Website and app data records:
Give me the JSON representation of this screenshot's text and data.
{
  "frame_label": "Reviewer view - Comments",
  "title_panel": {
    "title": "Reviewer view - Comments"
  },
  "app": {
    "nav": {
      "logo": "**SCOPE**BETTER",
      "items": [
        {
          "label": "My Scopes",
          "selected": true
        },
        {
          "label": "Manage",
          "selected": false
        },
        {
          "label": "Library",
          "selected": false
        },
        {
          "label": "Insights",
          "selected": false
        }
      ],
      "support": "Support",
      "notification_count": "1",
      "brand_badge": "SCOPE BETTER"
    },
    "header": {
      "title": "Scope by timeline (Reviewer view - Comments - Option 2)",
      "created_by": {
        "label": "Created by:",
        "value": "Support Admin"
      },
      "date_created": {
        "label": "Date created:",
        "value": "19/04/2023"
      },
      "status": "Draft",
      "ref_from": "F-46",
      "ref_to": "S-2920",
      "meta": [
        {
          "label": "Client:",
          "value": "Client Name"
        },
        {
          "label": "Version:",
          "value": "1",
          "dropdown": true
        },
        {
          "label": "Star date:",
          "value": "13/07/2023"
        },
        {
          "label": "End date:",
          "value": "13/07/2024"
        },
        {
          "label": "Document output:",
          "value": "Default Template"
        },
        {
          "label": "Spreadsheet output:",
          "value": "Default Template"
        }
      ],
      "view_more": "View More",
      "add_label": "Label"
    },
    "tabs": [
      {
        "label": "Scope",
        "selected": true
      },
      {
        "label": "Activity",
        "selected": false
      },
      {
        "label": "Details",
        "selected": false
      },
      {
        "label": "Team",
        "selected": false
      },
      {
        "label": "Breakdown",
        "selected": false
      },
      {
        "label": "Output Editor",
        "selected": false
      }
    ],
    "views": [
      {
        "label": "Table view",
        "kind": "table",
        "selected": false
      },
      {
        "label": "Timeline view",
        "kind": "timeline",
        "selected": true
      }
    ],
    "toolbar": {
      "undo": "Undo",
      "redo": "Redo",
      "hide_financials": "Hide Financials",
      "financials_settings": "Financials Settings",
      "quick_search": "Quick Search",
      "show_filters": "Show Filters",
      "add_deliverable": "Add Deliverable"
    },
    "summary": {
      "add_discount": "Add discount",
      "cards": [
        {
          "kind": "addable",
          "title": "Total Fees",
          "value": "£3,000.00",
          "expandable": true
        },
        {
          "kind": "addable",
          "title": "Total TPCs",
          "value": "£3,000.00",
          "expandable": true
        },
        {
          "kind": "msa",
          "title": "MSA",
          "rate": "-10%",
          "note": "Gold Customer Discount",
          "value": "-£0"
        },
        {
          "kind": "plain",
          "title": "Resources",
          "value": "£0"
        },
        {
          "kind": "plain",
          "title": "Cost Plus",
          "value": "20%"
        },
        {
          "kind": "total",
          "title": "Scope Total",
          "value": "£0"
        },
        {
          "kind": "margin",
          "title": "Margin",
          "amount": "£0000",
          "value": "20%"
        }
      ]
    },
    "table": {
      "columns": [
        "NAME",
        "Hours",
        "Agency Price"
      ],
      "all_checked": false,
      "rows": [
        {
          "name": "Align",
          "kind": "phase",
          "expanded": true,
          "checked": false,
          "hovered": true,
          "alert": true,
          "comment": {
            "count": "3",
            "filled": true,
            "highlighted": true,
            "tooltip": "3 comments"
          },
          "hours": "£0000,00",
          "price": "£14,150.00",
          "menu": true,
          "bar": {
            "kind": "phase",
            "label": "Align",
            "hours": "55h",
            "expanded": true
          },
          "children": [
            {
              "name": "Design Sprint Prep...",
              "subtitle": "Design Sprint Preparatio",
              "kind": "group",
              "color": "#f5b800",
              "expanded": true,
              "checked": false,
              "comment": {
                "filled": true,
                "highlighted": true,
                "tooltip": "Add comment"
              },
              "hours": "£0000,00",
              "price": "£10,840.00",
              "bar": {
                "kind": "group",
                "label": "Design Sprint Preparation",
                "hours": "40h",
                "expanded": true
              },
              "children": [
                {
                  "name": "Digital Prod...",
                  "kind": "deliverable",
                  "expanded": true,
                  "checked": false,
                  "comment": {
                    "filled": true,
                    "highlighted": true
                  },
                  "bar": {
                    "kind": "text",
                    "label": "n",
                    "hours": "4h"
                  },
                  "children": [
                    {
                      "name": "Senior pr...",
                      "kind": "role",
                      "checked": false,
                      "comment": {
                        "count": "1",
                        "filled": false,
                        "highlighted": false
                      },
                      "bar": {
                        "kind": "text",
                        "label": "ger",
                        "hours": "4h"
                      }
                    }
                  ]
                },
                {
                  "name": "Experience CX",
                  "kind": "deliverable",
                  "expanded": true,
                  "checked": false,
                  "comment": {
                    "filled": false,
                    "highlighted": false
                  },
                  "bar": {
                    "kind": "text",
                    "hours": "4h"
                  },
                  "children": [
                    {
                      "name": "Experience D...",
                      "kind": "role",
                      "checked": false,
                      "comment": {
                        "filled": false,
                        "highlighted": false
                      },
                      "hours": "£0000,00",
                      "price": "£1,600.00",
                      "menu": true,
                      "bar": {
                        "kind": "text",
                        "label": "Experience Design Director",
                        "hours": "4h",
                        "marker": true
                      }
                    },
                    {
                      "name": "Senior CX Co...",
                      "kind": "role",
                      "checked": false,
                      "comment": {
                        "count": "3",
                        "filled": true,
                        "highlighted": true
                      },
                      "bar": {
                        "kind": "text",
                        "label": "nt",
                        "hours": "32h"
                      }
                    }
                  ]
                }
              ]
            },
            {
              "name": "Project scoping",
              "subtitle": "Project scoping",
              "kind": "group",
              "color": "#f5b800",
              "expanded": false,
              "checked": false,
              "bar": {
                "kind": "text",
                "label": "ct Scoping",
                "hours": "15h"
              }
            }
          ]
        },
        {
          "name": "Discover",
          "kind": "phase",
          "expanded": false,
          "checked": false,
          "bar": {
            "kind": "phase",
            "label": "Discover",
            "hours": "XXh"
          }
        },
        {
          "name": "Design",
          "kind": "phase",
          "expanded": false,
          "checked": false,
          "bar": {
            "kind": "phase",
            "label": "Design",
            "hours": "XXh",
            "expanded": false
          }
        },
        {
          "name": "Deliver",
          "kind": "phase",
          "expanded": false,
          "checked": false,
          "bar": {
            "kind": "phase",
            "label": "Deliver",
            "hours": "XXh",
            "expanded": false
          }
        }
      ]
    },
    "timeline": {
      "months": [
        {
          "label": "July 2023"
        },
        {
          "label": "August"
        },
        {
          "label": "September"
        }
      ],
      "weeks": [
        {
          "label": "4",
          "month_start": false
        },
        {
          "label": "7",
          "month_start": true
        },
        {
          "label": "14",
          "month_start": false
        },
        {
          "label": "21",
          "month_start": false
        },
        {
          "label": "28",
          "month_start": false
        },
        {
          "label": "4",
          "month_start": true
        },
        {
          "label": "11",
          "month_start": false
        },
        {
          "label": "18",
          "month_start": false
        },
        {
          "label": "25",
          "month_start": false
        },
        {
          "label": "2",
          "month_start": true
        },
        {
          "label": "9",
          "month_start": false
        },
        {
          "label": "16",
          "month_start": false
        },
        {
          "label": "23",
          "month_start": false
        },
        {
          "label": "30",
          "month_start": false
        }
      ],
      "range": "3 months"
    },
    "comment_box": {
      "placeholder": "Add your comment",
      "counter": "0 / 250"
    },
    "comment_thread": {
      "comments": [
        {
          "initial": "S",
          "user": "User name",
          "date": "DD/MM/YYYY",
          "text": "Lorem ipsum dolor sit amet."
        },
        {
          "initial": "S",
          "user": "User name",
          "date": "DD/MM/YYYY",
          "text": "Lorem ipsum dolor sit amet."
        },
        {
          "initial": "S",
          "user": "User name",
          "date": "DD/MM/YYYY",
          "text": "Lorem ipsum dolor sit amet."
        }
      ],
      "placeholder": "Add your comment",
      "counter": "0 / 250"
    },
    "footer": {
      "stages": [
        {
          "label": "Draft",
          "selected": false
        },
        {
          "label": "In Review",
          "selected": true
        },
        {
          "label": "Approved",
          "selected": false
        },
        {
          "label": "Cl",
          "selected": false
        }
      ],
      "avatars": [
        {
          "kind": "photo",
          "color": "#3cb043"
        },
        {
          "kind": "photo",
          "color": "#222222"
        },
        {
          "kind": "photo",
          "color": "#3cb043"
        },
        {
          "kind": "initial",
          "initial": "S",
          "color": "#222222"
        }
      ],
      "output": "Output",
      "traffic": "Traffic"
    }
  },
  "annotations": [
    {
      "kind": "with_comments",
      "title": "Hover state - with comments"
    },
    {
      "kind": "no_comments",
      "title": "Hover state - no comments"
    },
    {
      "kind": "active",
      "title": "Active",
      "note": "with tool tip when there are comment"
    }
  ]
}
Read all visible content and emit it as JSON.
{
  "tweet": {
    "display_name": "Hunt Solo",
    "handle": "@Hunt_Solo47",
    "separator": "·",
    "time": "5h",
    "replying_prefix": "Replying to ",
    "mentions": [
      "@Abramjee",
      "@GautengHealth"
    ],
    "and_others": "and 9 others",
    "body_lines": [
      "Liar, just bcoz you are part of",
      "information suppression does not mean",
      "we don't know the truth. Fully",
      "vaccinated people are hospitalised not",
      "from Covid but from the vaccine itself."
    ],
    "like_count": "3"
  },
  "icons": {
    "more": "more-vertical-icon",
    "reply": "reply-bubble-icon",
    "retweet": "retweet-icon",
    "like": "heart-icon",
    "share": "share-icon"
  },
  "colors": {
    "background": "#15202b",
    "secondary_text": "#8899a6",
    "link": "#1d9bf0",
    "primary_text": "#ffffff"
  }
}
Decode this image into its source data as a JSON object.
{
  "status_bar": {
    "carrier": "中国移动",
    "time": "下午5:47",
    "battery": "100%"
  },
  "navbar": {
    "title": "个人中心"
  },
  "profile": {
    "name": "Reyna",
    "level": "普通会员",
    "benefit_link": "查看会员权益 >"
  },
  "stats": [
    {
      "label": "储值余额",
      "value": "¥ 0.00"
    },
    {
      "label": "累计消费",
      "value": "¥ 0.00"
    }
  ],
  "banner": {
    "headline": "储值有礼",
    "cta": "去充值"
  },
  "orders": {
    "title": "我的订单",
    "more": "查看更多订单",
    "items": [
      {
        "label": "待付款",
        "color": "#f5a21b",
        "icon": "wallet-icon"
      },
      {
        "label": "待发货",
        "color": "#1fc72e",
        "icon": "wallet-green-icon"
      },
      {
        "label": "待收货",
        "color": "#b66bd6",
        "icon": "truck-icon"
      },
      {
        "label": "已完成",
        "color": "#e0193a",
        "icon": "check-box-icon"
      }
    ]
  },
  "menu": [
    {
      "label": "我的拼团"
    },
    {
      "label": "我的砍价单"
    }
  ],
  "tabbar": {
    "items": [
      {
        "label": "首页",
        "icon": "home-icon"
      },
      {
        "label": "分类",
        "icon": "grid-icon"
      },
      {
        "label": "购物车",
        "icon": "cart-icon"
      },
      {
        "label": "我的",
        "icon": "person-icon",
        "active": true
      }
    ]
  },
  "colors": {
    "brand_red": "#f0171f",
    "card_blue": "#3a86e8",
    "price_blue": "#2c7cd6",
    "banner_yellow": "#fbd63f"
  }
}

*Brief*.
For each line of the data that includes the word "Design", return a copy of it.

*Response for this exercise*.
              "name": "Design Sprint Prep...",
              "subtitle": "Design Sprint Preparatio",
                "label": "Design Sprint Preparation",
                        "label": "Experience Design Director",
          "name": "Design",
            "label": "Design",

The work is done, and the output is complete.